Functional Training: Training for Life

Derek WrightThis column was written by Derek Wright, Wellness Coordinator at Marion Family YMCA

There are dozens of methods of training out there, but what is the best? Ultimately it comes down to every individual’s specific needs and goals. When an individual is looking to build an exercise routine, it is important to examine the goals and specific activities he/she would like to improve through training. At the Marion Family YMCA, our coaches are trained to understand this about each person and help develop an individualized plan. Through one on one appointments (we call these Fit 60), coaches talk with new and existing members about what their goals are and what they can do to help improve the functions required to reach those goals.

Most adults are no longer training for a particular sport, and they aren’t usually looking to compete in a figure competition. Generally, when a member enters our facility they are looking to simply improve their quality of life. They want to be able to perform everyday tasks, like playing with their children, doing chores, or working at their jobs more efficiently.  However, if left to their own devices many individuals train in a way that lacks the qualities that help them reach this goal.

Functional training is a method in which an individual trains in a way that supports the body’s natural movement and duplicates real world, situational skills. It is important to train in this fashion, especially if you find yourself with the goal of just wanting to improve life.  This way of training is focused on building better balance and coordination, range of motion, speed, and muscular endurance.

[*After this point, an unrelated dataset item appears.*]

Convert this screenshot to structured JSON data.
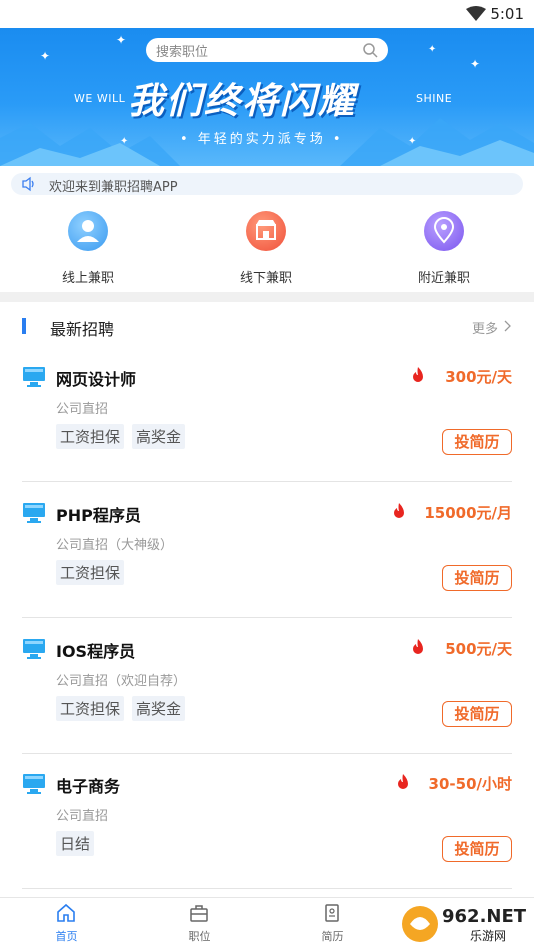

Here are some points to consider in building your routine to help support your functionality:

  • Work through a full range of motion with any exercise you are performing.
    Many people will sacrifice range of motion in order to move more weight in particular exercises. One I see often is the leg press.  Many people lift with a shallow movement because they notice if they increase the range of motion they can’t do as much weight. That is when I ask them, “what is more important, being able to lift 300 pounds or being able to squat down and pick something up off the ground comfortably and efficiently?”
  • Work your core.  The core is where your strength starts.
    This means not only doing abdominal exercise often, but also doing lower back movements and working on hip flexor strength. These areas are where functionality is born. You’ll find yourself with better balance and more strength if you pay attention to these areas.
  • Do body weight exercises more often.
    In day to day life it is very rare for you to be moving anything heavier than your own body. Also, with the obstacles life presents it becomes increasingly important to be able to handle and support your own body weight.  Being able to catch your body in an event of a fall or being able pull yourself up, or onto an object becomes more important as you move along in life.  Push-ups, pull-ups, plyometrics, and stretching should play a big role in your routine.

If you have any questions or would like to begin a functional training routine stop out and see us at the Marion Family YMCA and schedule a Fit 60 appointment. Our coaches would love to help tailor a workout that helps you feel better and perform better. You can also email me anytime at Good luck and stay healthy and happy.

About Marion Family YMCA

Founded in 1892, the Marion Family YMCA strives to enrich kids, adults, families and communities through well-being and fitness, camps, family time, swim, sports, and play, and other activities for people of all ages, incomes and abilities. The YMCA's column on Marion Online is written by a variety of staff members and volunteers. You can learn more by calling 740-725-9622, or visit